(MATERIAL FOR THIS TASK)
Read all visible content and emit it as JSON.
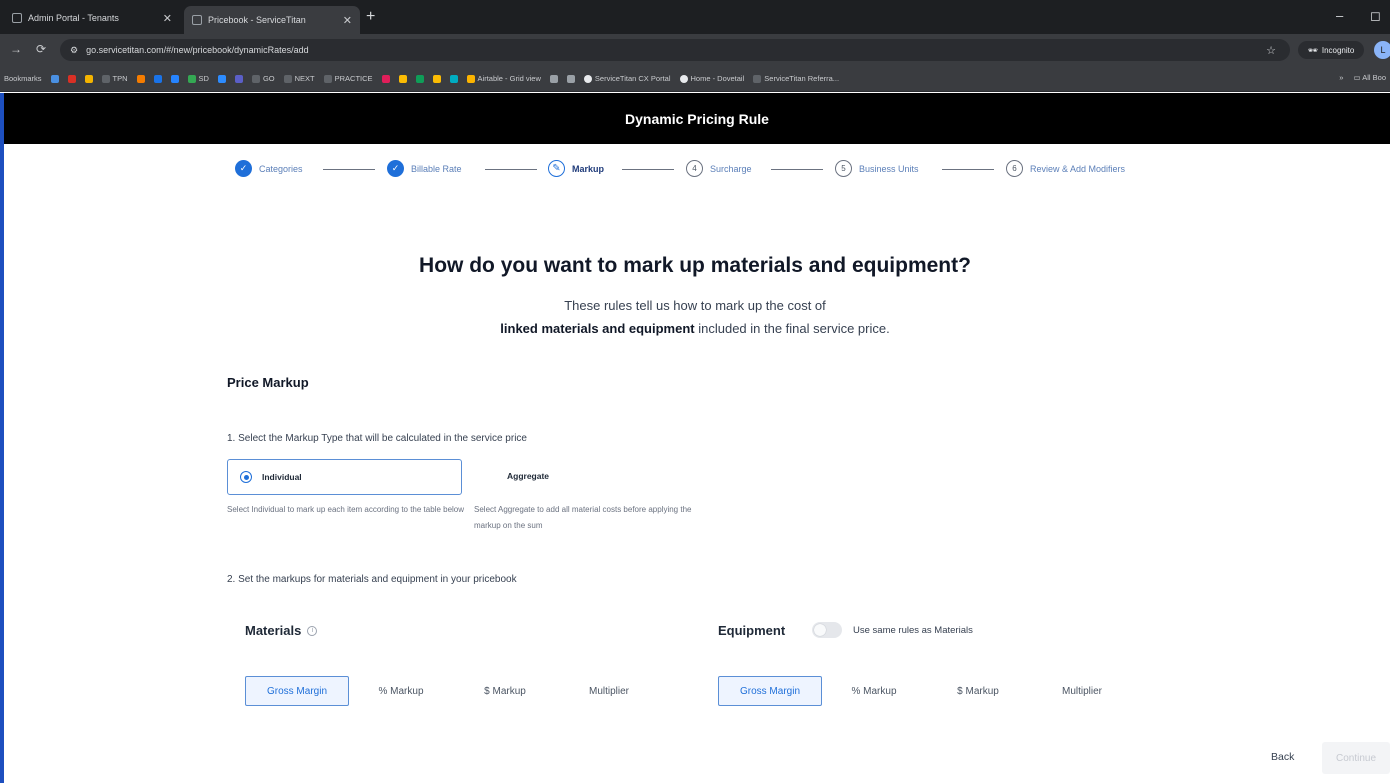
{
  "browser": {
    "tabs": [
      {
        "title": "Admin Portal - Tenants",
        "active": false
      },
      {
        "title": "Pricebook - ServiceTitan",
        "active": true
      }
    ],
    "new_tab": "+",
    "minimize": "–",
    "restore": "◻",
    "url": "go.servicetitan.com/#/new/pricebook/dynamicRates/add",
    "incognito_label": "Incognito",
    "profile_initial": "L",
    "bookmarks_label": "Bookmarks",
    "bookmarks": [
      "TPN",
      "SD",
      "GO",
      "NEXT",
      "PRACTICE",
      "Airtable - Grid view",
      "ServiceTitan CX Portal",
      "Home - Dovetail",
      "ServiceTitan Referra..."
    ],
    "all_bookmarks": "All Boo"
  },
  "app": {
    "title": "Dynamic Pricing Rule",
    "steps": [
      {
        "number": "1",
        "label": "Categories",
        "state": "done"
      },
      {
        "number": "2",
        "label": "Billable Rate",
        "state": "done"
      },
      {
        "number": "3",
        "label": "Markup",
        "state": "current"
      },
      {
        "number": "4",
        "label": "Surcharge",
        "state": "todo"
      },
      {
        "number": "5",
        "label": "Business Units",
        "state": "todo"
      },
      {
        "number": "6",
        "label": "Review & Add Modifiers",
        "state": "todo"
      }
    ],
    "headline": "How do you want to mark up materials and equipment?",
    "subtitle_line1": "These rules tell us how to mark up the cost of",
    "subtitle_bold": "linked materials and equipment",
    "subtitle_rest": " included in the final service price.",
    "section_title": "Price Markup",
    "question1": "1. Select the Markup Type that will be calculated in the service price",
    "markup_type_options": [
      {
        "label": "Individual",
        "selected": true,
        "description": "Select Individual to mark up each item according to the table below"
      },
      {
        "label": "Aggregate",
        "selected": false,
        "description": "Select Aggregate to add all material costs before applying the markup on the sum"
      }
    ],
    "question2": "2. Set the markups for materials and equipment in your pricebook",
    "materials": {
      "title": "Materials",
      "info_icon": "i",
      "options": [
        "Gross Margin",
        "% Markup",
        "$ Markup",
        "Multiplier"
      ],
      "selected": "Gross Margin"
    },
    "equipment": {
      "title": "Equipment",
      "toggle_label": "Use same rules as Materials",
      "toggle_on": false,
      "options": [
        "Gross Margin",
        "% Markup",
        "$ Markup",
        "Multiplier"
      ],
      "selected": "Gross Margin"
    },
    "back_label": "Back",
    "continue_label": "Continue"
  },
  "colors": {
    "accent": "#1f6fd9",
    "header_bg": "#000000",
    "chrome_bg": "#3a3c40"
  }
}
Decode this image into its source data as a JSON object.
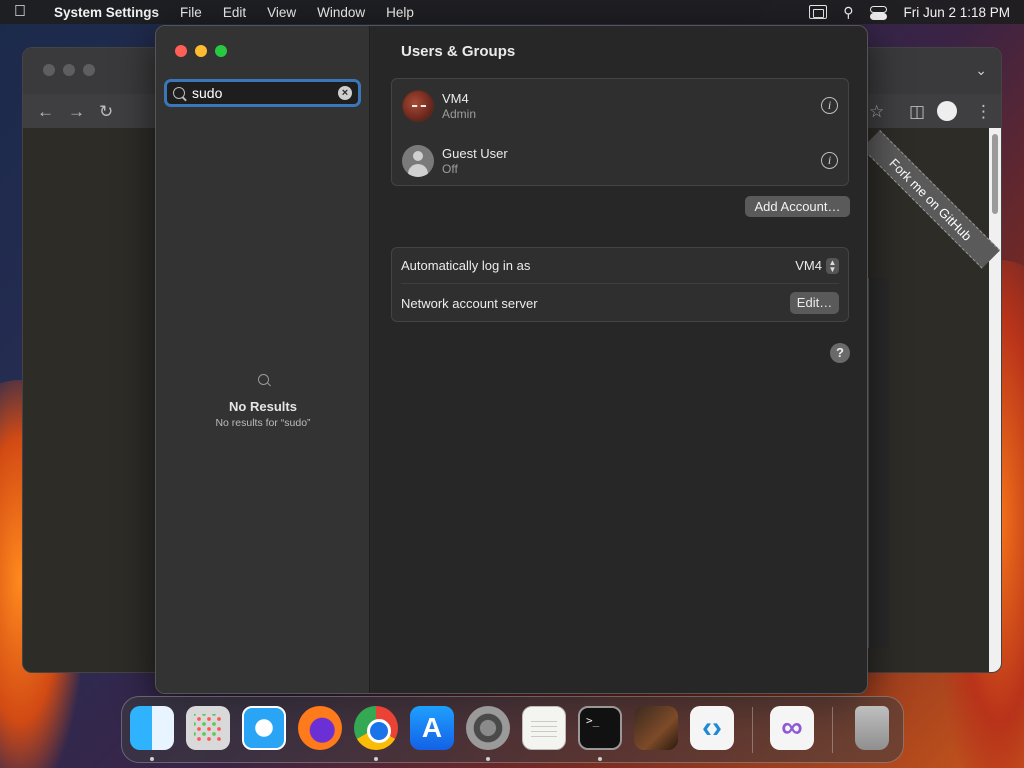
{
  "menubar": {
    "app_name": "System Settings",
    "menus": [
      "File",
      "Edit",
      "View",
      "Window",
      "Help"
    ],
    "clock": "Fri Jun 2  1:18 PM"
  },
  "browser": {
    "ribbon_text": "Fork me on GitHub"
  },
  "sidebar": {
    "search": {
      "value": "sudo"
    },
    "no_results": {
      "title": "No Results",
      "subtitle": "No results for “sudo”"
    }
  },
  "main": {
    "title": "Users & Groups",
    "users": [
      {
        "name": "VM4",
        "role": "Admin"
      },
      {
        "name": "Guest User",
        "role": "Off"
      }
    ],
    "add_account_label": "Add Account…",
    "auto_login": {
      "label": "Automatically log in as",
      "value": "VM4"
    },
    "network_server": {
      "label": "Network account server",
      "button_label": "Edit…"
    },
    "help_label": "?"
  },
  "dock": {
    "apps": [
      "Finder",
      "Launchpad",
      "Safari",
      "Firefox",
      "Google Chrome",
      "App Store",
      "System Settings",
      "TextEdit",
      "Terminal",
      "GarageBand",
      "Visual Studio Code",
      "Visual Studio",
      "Trash"
    ],
    "terminal_glyph": ">_",
    "appstore_glyph": "A",
    "vscode_glyph": "‹›",
    "vs_glyph": "∞"
  },
  "colors": {
    "accent": "#3a76b8",
    "close": "#ff5f57",
    "minimize": "#febc2e",
    "zoom": "#28c840"
  }
}
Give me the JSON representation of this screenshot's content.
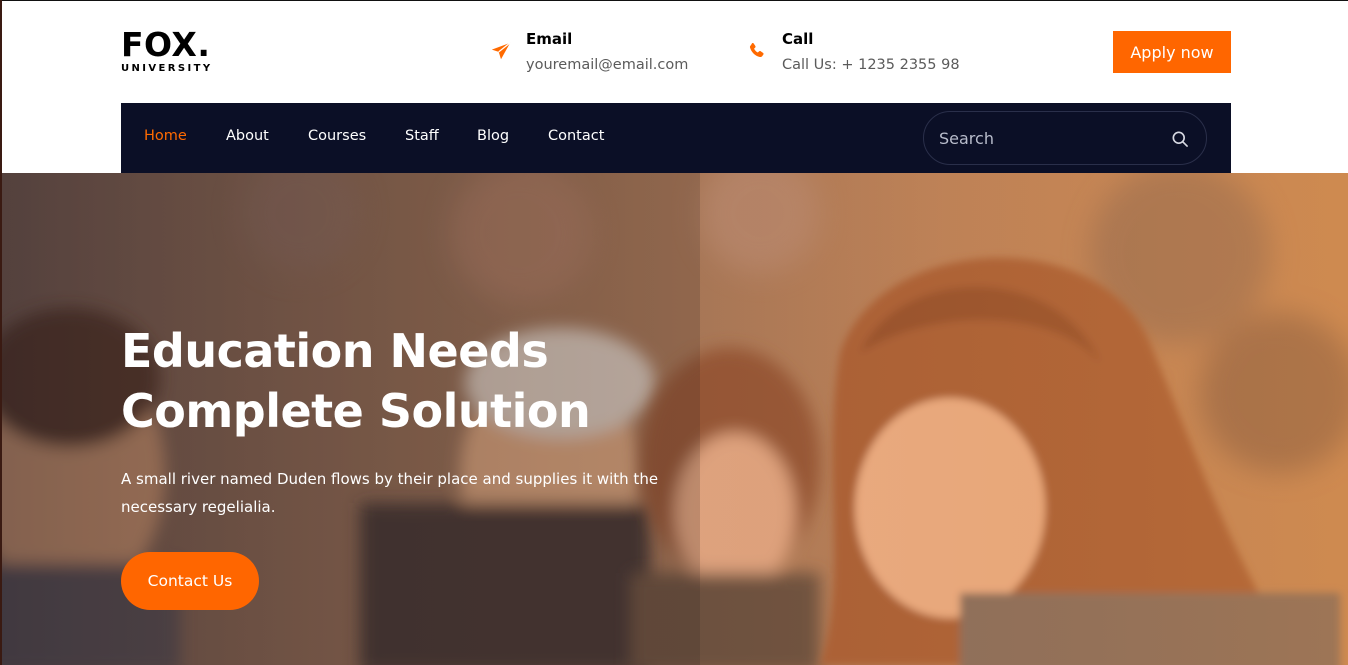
{
  "header": {
    "logo": {
      "main": "FOX.",
      "sub": "UNIVERSITY"
    },
    "email": {
      "title": "Email",
      "value": "youremail@email.com",
      "icon": "paper-plane-icon"
    },
    "call": {
      "title": "Call",
      "value": "Call Us: + 1235 2355 98",
      "icon": "phone-icon"
    },
    "apply_label": "Apply now"
  },
  "nav": {
    "items": [
      {
        "label": "Home",
        "active": true
      },
      {
        "label": "About",
        "active": false
      },
      {
        "label": "Courses",
        "active": false
      },
      {
        "label": "Staff",
        "active": false
      },
      {
        "label": "Blog",
        "active": false
      },
      {
        "label": "Contact",
        "active": false
      }
    ],
    "search": {
      "placeholder": "Search",
      "icon": "search-icon"
    }
  },
  "hero": {
    "title_line1": "Education Needs",
    "title_line2": "Complete Solution",
    "subtitle": "A small river named Duden flows by their place and supplies it with the necessary regelialia.",
    "button_label": "Contact Us"
  },
  "colors": {
    "accent": "#ff6600",
    "nav_bg": "#0b0f26",
    "text_dark": "#000000",
    "text_muted": "#5b5b5b"
  }
}
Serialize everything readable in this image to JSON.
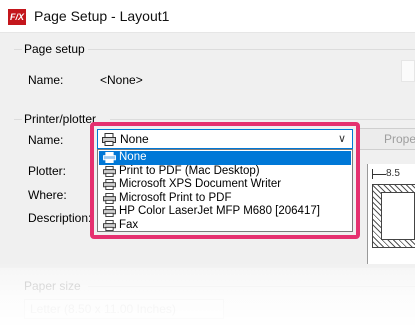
{
  "window": {
    "title": "Page Setup - Layout1",
    "app_icon_text": "F/X",
    "app_icon_color": "#c4161c"
  },
  "page_setup": {
    "group_label": "Page setup",
    "name_label": "Name:",
    "name_value": "<None>"
  },
  "printer": {
    "group_label": "Printer/plotter",
    "name_label": "Name:",
    "selected": "None",
    "properties_button": "Prope",
    "plotter_label": "Plotter:",
    "where_label": "Where:",
    "description_label": "Description:",
    "options": [
      {
        "label": "None",
        "icon": "printer-icon",
        "selected": true
      },
      {
        "label": "Print to PDF (Mac Desktop)",
        "icon": "printer-icon",
        "selected": false
      },
      {
        "label": "Microsoft XPS Document Writer",
        "icon": "printer-icon",
        "selected": false
      },
      {
        "label": "Microsoft Print to PDF",
        "icon": "printer-icon",
        "selected": false
      },
      {
        "label": "HP Color LaserJet MFP M680 [206417]",
        "icon": "printer-icon",
        "selected": false
      },
      {
        "label": "Fax",
        "icon": "printer-icon",
        "selected": false
      }
    ]
  },
  "preview": {
    "dimension_text": "8.5"
  },
  "paper": {
    "group_label": "Paper size",
    "value": "Letter (8.50 x 11.00 Inches)"
  },
  "colors": {
    "highlight": "#e5306f",
    "selection": "#0078d7"
  }
}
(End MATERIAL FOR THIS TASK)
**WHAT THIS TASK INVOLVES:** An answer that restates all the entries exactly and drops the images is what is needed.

**WRITTEN RESPONSE:**
Read all visible content and emit it as JSON.
{
  "browser": {
    "tabs": [
      {
        "title": "Admin Portal - Tenants",
        "active": false
      },
      {
        "title": "Pricebook - ServiceTitan",
        "active": true
      }
    ],
    "new_tab": "+",
    "minimize": "–",
    "restore": "◻",
    "url": "go.servicetitan.com/#/new/pricebook/dynamicRates/add",
    "incognito_label": "Incognito",
    "profile_initial": "L",
    "bookmarks_label": "Bookmarks",
    "bookmarks": [
      "TPN",
      "SD",
      "GO",
      "NEXT",
      "PRACTICE",
      "Airtable - Grid view",
      "ServiceTitan CX Portal",
      "Home - Dovetail",
      "ServiceTitan Referra..."
    ],
    "all_bookmarks": "All Boo"
  },
  "app": {
    "title": "Dynamic Pricing Rule",
    "steps": [
      {
        "number": "1",
        "label": "Categories",
        "state": "done"
      },
      {
        "number": "2",
        "label": "Billable Rate",
        "state": "done"
      },
      {
        "number": "3",
        "label": "Markup",
        "state": "current"
      },
      {
        "number": "4",
        "label": "Surcharge",
        "state": "todo"
      },
      {
        "number": "5",
        "label": "Business Units",
        "state": "todo"
      },
      {
        "number": "6",
        "label": "Review & Add Modifiers",
        "state": "todo"
      }
    ],
    "headline": "How do you want to mark up materials and equipment?",
    "subtitle_line1": "These rules tell us how to mark up the cost of",
    "subtitle_bold": "linked materials and equipment",
    "subtitle_rest": " included in the final service price.",
    "section_title": "Price Markup",
    "question1": "1. Select the Markup Type that will be calculated in the service price",
    "markup_type_options": [
      {
        "label": "Individual",
        "selected": true,
        "description": "Select Individual to mark up each item according to the table below"
      },
      {
        "label": "Aggregate",
        "selected": false,
        "description": "Select Aggregate to add all material costs before applying the markup on the sum"
      }
    ],
    "question2": "2. Set the markups for materials and equipment in your pricebook",
    "materials": {
      "title": "Materials",
      "info_icon": "i",
      "options": [
        "Gross Margin",
        "% Markup",
        "$ Markup",
        "Multiplier"
      ],
      "selected": "Gross Margin"
    },
    "equipment": {
      "title": "Equipment",
      "toggle_label": "Use same rules as Materials",
      "toggle_on": false,
      "options": [
        "Gross Margin",
        "% Markup",
        "$ Markup",
        "Multiplier"
      ],
      "selected": "Gross Margin"
    },
    "back_label": "Back",
    "continue_label": "Continue"
  },
  "colors": {
    "accent": "#1f6fd9",
    "header_bg": "#000000",
    "chrome_bg": "#3a3c40"
  }
}
Decode this image into its source data as a JSON object.
{
  "menubar": {
    "app_name": "System Settings",
    "menus": [
      "File",
      "Edit",
      "View",
      "Window",
      "Help"
    ],
    "clock": "Fri Jun 2  1:18 PM"
  },
  "browser": {
    "ribbon_text": "Fork me on GitHub"
  },
  "sidebar": {
    "search": {
      "value": "sudo"
    },
    "no_results": {
      "title": "No Results",
      "subtitle": "No results for “sudo”"
    }
  },
  "main": {
    "title": "Users & Groups",
    "users": [
      {
        "name": "VM4",
        "role": "Admin"
      },
      {
        "name": "Guest User",
        "role": "Off"
      }
    ],
    "add_account_label": "Add Account…",
    "auto_login": {
      "label": "Automatically log in as",
      "value": "VM4"
    },
    "network_server": {
      "label": "Network account server",
      "button_label": "Edit…"
    },
    "help_label": "?"
  },
  "dock": {
    "apps": [
      "Finder",
      "Launchpad",
      "Safari",
      "Firefox",
      "Google Chrome",
      "App Store",
      "System Settings",
      "TextEdit",
      "Terminal",
      "GarageBand",
      "Visual Studio Code",
      "Visual Studio",
      "Trash"
    ],
    "terminal_glyph": ">_",
    "appstore_glyph": "A",
    "vscode_glyph": "‹›",
    "vs_glyph": "∞"
  },
  "colors": {
    "accent": "#3a76b8",
    "close": "#ff5f57",
    "minimize": "#febc2e",
    "zoom": "#28c840"
  }
}
Give me the JSON representation of this screenshot's content.
{
  "header": {
    "logo": {
      "main": "FOX.",
      "sub": "UNIVERSITY"
    },
    "email": {
      "title": "Email",
      "value": "youremail@email.com",
      "icon": "paper-plane-icon"
    },
    "call": {
      "title": "Call",
      "value": "Call Us: + 1235 2355 98",
      "icon": "phone-icon"
    },
    "apply_label": "Apply now"
  },
  "nav": {
    "items": [
      {
        "label": "Home",
        "active": true
      },
      {
        "label": "About",
        "active": false
      },
      {
        "label": "Courses",
        "active": false
      },
      {
        "label": "Staff",
        "active": false
      },
      {
        "label": "Blog",
        "active": false
      },
      {
        "label": "Contact",
        "active": false
      }
    ],
    "search": {
      "placeholder": "Search",
      "icon": "search-icon"
    }
  },
  "hero": {
    "title_line1": "Education Needs",
    "title_line2": "Complete Solution",
    "subtitle": "A small river named Duden flows by their place and supplies it with the necessary regelialia.",
    "button_label": "Contact Us"
  },
  "colors": {
    "accent": "#ff6600",
    "nav_bg": "#0b0f26",
    "text_dark": "#000000",
    "text_muted": "#5b5b5b"
  }
}
Serialize everything readable in this image to JSON.
{
  "window": {
    "title": "Page Setup - Layout1",
    "app_icon_text": "F/X",
    "app_icon_color": "#c4161c"
  },
  "page_setup": {
    "group_label": "Page setup",
    "name_label": "Name:",
    "name_value": "<None>"
  },
  "printer": {
    "group_label": "Printer/plotter",
    "name_label": "Name:",
    "selected": "None",
    "properties_button": "Prope",
    "plotter_label": "Plotter:",
    "where_label": "Where:",
    "description_label": "Description:",
    "options": [
      {
        "label": "None",
        "icon": "printer-icon",
        "selected": true
      },
      {
        "label": "Print to PDF (Mac Desktop)",
        "icon": "printer-icon",
        "selected": false
      },
      {
        "label": "Microsoft XPS Document Writer",
        "icon": "printer-icon",
        "selected": false
      },
      {
        "label": "Microsoft Print to PDF",
        "icon": "printer-icon",
        "selected": false
      },
      {
        "label": "HP Color LaserJet MFP M680 [206417]",
        "icon": "printer-icon",
        "selected": false
      },
      {
        "label": "Fax",
        "icon": "printer-icon",
        "selected": false
      }
    ]
  },
  "preview": {
    "dimension_text": "8.5"
  },
  "paper": {
    "group_label": "Paper size",
    "value": "Letter (8.50 x 11.00 Inches)"
  },
  "colors": {
    "highlight": "#e5306f",
    "selection": "#0078d7"
  }
}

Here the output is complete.